T1 - Parental Grief and Prayer in the Middle Ages : Religious Coping in Swedish Miracle Stories

AU - Aldrin, Viktor

N1 - http://orcid.org/0000-0003-1577-6234

PY - 2015

Y1 - 2015

N2 - This article focuses on expressions of bereavement and religious coping in medieval miracle stories from Sweden. The stories come from the collections of St. Birgitta (Bridget) of Sweden, the Blessed Bishop Nicolaus Hermanni (Sw. Nils Hermansson) of Linköping and the Blessed Katarina of Vadstena, and were recorded in the fourteenth and fifteenth centuries. Catherine M. Sanders’s modern five stages of bereavement have been used as the theory of analysis through Kay Talbot’s adaptation of the theory for parents in grief. This theoretical foundation has provided new insights into how parental grief was expressed in medieval Sweden – and in stark contrast to Continental research on the same topic. Parents of both sexes expressed their grief outwardly through tears and crying, and a reluctance to accept that their children were dead. Throughout the miracle stories, lay people constructed their own prayers for miraculous intervention without the aid of any priests. This makes fathers and mothers in medieval Sweden agents of their own in terms of praying to God and being able to construct their own forms of religious coping.

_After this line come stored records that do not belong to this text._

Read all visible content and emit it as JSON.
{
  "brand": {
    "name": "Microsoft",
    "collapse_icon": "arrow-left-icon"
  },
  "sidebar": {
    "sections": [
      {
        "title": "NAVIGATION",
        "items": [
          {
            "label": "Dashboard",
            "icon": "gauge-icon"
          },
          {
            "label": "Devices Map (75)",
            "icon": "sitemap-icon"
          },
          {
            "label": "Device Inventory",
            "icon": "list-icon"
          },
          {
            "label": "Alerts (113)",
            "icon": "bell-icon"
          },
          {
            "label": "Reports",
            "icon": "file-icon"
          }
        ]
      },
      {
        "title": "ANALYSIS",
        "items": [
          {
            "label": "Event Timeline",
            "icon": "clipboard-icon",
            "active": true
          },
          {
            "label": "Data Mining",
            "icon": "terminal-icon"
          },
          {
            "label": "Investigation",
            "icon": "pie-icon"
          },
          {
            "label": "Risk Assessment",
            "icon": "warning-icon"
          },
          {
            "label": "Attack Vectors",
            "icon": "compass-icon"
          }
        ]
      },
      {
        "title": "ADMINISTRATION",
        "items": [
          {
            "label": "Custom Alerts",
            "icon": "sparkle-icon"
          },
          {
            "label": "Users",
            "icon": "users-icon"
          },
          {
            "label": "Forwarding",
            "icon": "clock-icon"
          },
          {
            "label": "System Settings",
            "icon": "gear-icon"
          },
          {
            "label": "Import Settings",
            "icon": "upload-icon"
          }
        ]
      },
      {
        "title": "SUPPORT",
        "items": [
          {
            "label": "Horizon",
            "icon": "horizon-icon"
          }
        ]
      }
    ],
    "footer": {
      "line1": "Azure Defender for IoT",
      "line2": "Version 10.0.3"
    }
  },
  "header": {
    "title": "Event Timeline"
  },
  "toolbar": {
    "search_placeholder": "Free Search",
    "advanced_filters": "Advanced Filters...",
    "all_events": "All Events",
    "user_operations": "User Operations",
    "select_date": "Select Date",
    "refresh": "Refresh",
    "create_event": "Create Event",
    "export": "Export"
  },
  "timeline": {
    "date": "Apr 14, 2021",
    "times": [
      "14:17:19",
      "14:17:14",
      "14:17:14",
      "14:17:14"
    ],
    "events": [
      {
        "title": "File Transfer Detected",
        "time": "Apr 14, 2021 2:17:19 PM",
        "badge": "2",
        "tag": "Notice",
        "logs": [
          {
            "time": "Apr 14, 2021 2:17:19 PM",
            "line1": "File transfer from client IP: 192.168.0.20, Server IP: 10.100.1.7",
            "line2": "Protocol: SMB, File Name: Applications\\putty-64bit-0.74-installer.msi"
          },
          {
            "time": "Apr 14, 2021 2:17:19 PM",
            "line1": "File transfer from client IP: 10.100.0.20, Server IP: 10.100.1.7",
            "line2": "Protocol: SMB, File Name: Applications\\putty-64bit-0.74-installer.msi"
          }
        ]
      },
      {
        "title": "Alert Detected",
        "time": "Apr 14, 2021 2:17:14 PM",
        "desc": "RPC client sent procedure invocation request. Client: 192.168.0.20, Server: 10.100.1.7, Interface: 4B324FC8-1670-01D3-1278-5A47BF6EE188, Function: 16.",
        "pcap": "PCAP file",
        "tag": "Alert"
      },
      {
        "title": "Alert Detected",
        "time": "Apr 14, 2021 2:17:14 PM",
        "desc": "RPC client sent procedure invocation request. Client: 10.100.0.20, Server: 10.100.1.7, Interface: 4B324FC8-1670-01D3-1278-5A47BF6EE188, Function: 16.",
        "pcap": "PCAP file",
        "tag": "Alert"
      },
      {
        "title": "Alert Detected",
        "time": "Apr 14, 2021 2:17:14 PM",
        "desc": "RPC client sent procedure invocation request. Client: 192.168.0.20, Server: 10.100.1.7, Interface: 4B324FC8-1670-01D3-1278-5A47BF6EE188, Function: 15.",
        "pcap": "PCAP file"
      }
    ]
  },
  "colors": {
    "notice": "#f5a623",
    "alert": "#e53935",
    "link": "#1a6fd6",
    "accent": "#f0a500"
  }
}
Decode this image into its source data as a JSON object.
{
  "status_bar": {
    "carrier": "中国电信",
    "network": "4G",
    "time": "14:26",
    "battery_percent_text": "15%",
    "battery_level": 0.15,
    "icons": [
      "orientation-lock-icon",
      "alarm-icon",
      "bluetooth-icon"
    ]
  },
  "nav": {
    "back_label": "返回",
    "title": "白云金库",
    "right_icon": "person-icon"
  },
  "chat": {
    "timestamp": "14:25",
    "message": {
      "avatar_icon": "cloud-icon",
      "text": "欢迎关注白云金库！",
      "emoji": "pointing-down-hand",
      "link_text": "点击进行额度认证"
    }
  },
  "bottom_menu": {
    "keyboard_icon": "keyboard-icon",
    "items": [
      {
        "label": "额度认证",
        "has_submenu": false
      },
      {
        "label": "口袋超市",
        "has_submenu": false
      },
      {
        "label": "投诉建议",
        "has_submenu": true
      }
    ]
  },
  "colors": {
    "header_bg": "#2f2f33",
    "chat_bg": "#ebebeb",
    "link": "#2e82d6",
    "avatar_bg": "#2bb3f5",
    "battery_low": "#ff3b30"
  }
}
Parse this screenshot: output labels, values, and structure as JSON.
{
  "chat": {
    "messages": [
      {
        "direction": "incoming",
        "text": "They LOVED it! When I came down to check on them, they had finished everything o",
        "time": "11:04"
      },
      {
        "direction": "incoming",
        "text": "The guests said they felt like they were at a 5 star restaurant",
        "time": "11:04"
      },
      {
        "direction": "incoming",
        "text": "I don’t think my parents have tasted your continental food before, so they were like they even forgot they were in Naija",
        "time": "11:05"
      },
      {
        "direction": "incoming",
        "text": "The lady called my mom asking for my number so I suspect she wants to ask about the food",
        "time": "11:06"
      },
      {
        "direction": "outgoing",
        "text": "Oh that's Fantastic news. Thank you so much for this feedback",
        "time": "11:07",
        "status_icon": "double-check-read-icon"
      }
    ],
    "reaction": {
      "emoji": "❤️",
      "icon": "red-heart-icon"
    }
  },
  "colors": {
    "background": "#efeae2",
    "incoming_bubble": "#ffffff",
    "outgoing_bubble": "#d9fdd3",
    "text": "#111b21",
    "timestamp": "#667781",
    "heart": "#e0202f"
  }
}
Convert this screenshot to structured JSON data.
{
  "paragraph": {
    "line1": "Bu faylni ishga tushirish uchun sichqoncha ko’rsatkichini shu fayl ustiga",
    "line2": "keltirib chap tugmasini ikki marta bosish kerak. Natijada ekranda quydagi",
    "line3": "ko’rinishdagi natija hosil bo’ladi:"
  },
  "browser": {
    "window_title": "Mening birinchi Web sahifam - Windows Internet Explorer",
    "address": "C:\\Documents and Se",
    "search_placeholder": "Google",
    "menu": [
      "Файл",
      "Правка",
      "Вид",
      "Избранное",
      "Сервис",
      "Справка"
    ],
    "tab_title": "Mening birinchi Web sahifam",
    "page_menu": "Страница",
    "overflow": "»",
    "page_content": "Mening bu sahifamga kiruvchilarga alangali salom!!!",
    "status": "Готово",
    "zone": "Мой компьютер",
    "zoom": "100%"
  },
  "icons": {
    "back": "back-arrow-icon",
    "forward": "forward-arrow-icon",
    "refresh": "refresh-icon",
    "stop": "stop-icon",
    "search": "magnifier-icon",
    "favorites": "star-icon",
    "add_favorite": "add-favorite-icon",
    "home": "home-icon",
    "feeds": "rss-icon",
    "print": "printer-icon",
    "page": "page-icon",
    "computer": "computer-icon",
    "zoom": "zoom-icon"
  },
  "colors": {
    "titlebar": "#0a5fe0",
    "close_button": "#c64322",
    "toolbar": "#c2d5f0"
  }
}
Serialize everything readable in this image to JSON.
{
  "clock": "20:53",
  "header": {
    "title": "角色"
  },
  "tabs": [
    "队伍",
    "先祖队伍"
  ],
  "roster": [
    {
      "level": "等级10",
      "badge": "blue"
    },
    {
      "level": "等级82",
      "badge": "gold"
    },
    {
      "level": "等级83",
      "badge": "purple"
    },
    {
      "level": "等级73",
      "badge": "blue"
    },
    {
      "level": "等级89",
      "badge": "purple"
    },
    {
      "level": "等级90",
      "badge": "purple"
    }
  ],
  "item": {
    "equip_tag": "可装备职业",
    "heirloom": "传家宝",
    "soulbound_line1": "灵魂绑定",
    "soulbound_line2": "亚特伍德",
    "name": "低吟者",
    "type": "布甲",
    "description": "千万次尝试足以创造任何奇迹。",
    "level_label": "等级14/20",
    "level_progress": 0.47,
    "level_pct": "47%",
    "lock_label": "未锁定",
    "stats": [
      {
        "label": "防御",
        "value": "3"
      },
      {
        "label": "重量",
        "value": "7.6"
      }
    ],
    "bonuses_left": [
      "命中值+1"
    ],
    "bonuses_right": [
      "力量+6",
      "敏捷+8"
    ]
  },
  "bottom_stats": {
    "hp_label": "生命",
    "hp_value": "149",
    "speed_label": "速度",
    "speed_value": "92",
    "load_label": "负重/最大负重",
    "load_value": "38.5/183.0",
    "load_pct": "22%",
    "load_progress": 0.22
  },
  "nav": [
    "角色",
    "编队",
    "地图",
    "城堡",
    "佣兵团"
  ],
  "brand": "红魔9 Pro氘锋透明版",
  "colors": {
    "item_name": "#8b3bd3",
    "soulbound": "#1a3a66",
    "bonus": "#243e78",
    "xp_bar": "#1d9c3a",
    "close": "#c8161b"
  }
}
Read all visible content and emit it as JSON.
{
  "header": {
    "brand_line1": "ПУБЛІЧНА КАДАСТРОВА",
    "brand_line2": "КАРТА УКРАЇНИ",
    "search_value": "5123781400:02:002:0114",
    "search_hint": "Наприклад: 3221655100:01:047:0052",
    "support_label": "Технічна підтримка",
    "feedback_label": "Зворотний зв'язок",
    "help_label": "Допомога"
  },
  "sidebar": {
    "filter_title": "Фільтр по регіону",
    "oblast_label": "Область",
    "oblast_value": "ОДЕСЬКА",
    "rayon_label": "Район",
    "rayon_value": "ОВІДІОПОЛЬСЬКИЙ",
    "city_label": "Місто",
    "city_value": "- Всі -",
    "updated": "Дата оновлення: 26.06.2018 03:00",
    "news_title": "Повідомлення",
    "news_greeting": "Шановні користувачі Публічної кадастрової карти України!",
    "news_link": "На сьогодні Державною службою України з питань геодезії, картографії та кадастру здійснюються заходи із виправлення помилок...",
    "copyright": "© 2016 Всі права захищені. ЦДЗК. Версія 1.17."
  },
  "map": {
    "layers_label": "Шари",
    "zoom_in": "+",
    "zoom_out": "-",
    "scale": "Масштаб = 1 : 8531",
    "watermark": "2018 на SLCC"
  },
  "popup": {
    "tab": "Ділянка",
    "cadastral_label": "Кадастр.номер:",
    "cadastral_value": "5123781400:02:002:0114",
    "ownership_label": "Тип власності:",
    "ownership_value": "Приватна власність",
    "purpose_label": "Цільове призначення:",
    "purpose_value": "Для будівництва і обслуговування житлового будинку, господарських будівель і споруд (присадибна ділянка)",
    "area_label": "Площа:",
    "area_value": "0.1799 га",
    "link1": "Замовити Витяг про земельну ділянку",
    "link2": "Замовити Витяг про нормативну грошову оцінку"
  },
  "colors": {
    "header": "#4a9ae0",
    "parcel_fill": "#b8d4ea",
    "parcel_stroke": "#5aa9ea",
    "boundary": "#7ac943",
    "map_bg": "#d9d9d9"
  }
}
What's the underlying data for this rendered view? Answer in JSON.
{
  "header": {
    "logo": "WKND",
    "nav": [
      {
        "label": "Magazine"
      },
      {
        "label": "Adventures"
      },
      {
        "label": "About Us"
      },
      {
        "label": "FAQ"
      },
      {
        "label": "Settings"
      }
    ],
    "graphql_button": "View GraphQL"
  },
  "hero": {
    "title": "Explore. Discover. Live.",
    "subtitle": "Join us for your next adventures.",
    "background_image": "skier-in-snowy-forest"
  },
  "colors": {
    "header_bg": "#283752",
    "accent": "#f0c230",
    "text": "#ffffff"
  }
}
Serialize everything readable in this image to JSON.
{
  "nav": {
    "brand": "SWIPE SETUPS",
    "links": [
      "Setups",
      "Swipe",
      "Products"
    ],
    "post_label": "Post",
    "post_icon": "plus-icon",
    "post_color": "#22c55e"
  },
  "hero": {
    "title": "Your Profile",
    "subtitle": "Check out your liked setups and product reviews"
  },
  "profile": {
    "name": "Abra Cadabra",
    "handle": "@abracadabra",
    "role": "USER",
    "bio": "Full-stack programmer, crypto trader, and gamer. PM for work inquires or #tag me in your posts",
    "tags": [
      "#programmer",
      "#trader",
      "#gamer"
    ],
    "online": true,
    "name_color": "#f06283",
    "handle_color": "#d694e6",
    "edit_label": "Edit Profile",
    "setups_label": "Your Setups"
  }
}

AB - This article focuses on expressions of bereavement and religious coping in medieval miracle stories from Sweden. The stories come from the collections of St. Birgitta (Bridget) of Sweden, the Blessed Bishop Nicolaus Hermanni (Sw. Nils Hermansson) of Linköping and the Blessed Katarina of Vadstena, and were recorded in the fourteenth and fifteenth centuries. Catherine M. Sanders’s modern five stages of bereavement have been used as the theory of analysis through Kay Talbot’s adaptation of the theory for parents in grief. This theoretical foundation has provided new insights into how parental grief was expressed in medieval Sweden – and in stark contrast to Continental research on the same topic. Parents of both sexes expressed their grief outwardly through tears and crying, and a reluctance to accept that their children were dead. Throughout the miracle stories, lay people constructed their own prayers for miraculous intervention without the aid of any priests. This makes fathers and mothers in medieval Sweden agents of their own in terms of praying to God and being able to construct their own forms of religious coping.

KW - practical theology

KW - pastoral theology

KW - religious coping

KW - grief

KW - middle ages

KW - scandinavia

M3 - Article

VL - 18

SP - 82

EP - 105

JO - Collegium: Studies Across Disciplines in the Humanities and Social Sciences

JF - Collegium: Studies Across Disciplines in the Humanities and Social Sciences

SN - 1796-2986

ER -